Bonding over books traces stories of our own lives5 minute read Preview Monday, May. 8, 2023
I’ve been a book club facilitator for about 25 years, starting with one club whose connection remains constant, adding others for measures within those 25 years.
I am such a flawed keeper of history, I don’t have exact figures. I think back to how I might have archived this experience — dates, titles, locations — but when I began, I did not really have any idea that I would have the pleasure of maintaining this effort for a quarter of a century.
I met with one club recently, in the afternoon. We are wont to meet in the day now. Aging women, most of us have retired from paid work or from hands-on parenting. When I began facilitating, on the threshold of 50, with club members in their later 60s and early 70s, I was the youngest by far.
In retrospect, that “by far” wasn’t really a reliable representation of the space between our worlds. The interval separating us seemed to me such a large expanse, but it was only 10 years or so. It felt expansive because I did not know how near I was to the intensity these book-club members had come to know, as they advanced through the life lessons of late middle age: children leaving home, marriages taking place, grandchildren introducing themselves, parents taking leave — the first edges of illnesses arriving as shadows they would come to understand more fully with the passage of time.

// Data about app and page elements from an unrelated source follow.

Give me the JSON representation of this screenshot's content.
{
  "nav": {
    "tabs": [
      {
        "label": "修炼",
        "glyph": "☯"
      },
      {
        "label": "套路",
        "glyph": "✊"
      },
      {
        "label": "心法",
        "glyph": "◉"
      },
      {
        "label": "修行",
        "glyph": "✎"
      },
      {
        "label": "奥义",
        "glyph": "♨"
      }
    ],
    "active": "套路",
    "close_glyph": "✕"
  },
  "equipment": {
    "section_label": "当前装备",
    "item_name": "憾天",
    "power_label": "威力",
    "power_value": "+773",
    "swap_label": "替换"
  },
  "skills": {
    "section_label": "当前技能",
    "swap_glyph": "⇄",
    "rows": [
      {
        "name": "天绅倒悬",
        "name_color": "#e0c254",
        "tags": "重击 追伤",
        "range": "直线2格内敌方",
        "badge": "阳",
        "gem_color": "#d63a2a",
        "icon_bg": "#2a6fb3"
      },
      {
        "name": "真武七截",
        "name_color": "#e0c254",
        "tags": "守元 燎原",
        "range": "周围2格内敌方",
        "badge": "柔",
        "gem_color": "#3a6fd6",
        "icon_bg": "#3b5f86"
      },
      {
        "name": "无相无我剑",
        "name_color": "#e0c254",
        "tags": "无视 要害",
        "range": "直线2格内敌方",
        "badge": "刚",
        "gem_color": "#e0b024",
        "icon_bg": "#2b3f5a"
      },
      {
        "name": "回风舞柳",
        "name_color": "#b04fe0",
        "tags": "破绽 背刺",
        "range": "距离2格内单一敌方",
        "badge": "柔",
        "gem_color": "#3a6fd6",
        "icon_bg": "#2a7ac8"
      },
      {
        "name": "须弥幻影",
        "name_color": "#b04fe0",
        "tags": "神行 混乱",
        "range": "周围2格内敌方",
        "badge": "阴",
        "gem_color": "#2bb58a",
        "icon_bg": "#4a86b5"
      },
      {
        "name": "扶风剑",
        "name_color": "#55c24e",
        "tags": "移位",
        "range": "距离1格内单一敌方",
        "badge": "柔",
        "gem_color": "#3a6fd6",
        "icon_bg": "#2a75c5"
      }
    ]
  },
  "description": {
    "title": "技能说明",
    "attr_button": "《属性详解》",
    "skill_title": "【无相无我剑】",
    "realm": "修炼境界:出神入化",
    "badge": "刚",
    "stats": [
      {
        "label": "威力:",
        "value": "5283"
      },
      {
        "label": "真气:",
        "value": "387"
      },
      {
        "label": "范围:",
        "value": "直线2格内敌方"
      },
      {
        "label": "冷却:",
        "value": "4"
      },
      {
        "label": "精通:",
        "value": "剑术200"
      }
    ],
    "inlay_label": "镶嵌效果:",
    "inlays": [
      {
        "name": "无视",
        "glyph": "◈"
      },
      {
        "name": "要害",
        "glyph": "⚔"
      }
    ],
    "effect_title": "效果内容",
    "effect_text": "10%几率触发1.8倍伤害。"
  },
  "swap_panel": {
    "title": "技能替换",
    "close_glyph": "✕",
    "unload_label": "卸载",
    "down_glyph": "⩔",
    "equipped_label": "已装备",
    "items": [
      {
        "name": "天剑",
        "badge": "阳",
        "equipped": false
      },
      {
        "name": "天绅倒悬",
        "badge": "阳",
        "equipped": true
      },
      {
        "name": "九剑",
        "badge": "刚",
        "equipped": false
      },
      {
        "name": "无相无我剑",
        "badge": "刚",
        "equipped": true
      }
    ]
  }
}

Minister’s pandemic missives published5 minute read Preview Saturday, May. 6, 2023
In March 2020, Michael Wilson, the minister at Charleswood United Church, decided to send his members a letter.
“We are approaching the first Sunday since the decision to suspend all gatherings was made,” he wrote, adding the only other time he could recall church being cancelled was during the April blizzard of 1997.
This, he went on to say, “was a threat of a different kind.”
At the time, Wilson — like most everyone else — thought the shutdown might last a few weeks. But that turned out to be the first of two-years worth of letters, sent each week to the 500 or so people on the church’s email list.
Manitoba touts health hires, but refuses to reveal departures, vacancies3 minute read Preview Thursday, May. 4, 2023
Manitoba hospitals to collect race data as of May 111 minute read Preview Wednesday, May. 3, 2023
Manitoba hospitals will become the first in Canada to collect data about patients’ race.
As of May 11, patients at hospitals and health centres will be asked during registration if they want to self-declare their race. The information is voluntary and patients can decline.
“During registration at a Manitoba hospital, patients will be asked to self-identify and choose from a list of Indigenous identities such as First Nations Status, Inuit or Métis, or other identities such as Black, Filipino, Southeast Asian, Middle Eastern or white. The information is protected in the same way as an individual’s personal health information. Self-declaring is voluntary and the information provided will not impact how care is provided,” Shared Health stated in a news release Wednesday.
The project, led by Dr. Marcia Anderson at Ongomiizwin, the Indigenous Institute of Health and Healing in the Rady Faculty of Health Sciences at the University of Manitoba, was announced in early February.